Director Roman Polanski has crafted a psychological maelstrom of anxiety and suspense, physically distancing the viewer from Carol while allowing us to experience her intense delusions from her psychotic perspective. She becomes fearful of every man: her sister Helen’s boyfriend, Colin a young man who continually asks her out on dates, and the sleazy landlord (for good reason). It’s no coincidence she works in a beauty shop surrounded by women, a haven that separates her from potential male contact. When Helen goes on vacation for ten days, Carol is left alone, emotionally skinned like a dead rabbit, and eaten by paranoia and panic.
Aural hallucinations precede her violent fantasies where ghostly men haunt dark mirrors, rise from the convolutions of disheveled night sheets, or their waxy hands extruding from the walls to steal her sanity. Polanski has crafted a genuine horror film without a supernatural element, the terror of a mind turning in upon itself unable to separate truth from fiction: it’s in this cortex of soft tissue that real monsters exist who devours our perceptions.
With riveting suspense, Polanski films the final act of madness in Carol’s tiny apartment with sweating close-ups and skewed angles, converging with sudden acts of unexpected violence and bloodshed. Carol’s senses are spiked by the tolling of a church bell or the shrill tremulousness of a phone and haunted by the hungry buzzing of flies. Night after night she imagines herself being raped by ethereal men, their faces momentarily revealed to be her acquaintances, until she finally commits two very real acts of murder.
Soon discovered comatose and surrounded by gawking neighbors, it’s a man who gently carries her towards help.

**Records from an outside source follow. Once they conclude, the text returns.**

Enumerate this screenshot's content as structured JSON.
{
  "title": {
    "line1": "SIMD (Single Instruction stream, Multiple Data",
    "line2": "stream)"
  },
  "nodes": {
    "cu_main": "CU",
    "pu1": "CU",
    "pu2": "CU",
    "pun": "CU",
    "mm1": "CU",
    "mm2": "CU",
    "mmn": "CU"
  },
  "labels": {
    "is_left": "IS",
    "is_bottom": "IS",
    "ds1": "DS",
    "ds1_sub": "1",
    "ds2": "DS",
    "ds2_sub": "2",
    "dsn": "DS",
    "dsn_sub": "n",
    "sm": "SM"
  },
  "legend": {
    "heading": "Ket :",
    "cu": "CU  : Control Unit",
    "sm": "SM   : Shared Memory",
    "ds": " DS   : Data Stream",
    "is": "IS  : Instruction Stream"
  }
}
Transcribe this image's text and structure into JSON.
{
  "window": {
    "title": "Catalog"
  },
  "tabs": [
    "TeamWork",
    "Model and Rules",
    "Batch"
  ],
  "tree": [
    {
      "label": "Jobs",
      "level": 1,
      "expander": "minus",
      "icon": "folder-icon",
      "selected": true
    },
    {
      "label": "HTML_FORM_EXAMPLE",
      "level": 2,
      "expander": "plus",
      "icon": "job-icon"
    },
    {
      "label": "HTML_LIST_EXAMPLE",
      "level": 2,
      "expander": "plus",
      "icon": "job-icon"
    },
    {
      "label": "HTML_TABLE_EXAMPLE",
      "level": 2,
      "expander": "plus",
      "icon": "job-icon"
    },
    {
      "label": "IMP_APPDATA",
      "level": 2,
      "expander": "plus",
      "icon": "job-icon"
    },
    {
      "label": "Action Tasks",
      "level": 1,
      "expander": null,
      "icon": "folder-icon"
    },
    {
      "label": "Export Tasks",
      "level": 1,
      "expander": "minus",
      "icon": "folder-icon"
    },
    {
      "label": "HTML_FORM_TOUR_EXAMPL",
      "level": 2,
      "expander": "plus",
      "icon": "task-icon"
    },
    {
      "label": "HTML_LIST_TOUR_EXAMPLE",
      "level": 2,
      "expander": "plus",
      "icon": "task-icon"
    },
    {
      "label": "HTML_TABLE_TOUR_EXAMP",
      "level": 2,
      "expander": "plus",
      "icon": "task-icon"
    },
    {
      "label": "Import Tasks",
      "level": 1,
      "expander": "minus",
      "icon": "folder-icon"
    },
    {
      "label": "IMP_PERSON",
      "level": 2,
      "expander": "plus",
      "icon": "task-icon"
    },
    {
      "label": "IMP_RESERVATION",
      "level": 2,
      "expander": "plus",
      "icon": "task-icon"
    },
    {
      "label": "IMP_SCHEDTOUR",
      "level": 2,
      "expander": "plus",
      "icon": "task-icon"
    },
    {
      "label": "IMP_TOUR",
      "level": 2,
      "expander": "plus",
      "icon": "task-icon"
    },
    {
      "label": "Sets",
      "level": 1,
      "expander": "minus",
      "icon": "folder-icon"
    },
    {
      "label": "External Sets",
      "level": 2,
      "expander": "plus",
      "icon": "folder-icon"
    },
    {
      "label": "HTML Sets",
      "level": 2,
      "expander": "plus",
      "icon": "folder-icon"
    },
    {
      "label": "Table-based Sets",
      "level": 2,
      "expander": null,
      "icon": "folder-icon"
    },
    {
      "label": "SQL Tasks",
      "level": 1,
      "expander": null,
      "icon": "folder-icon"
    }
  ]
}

Polanski then unveils the final clue in a stark black and white photograph of Carol’s childhood: with shadows obscuring the face of her father, her sister’s head upon his lap, Carol stands behind them staring vacantly into the void of her incestuous prison.

Final Cut: (A)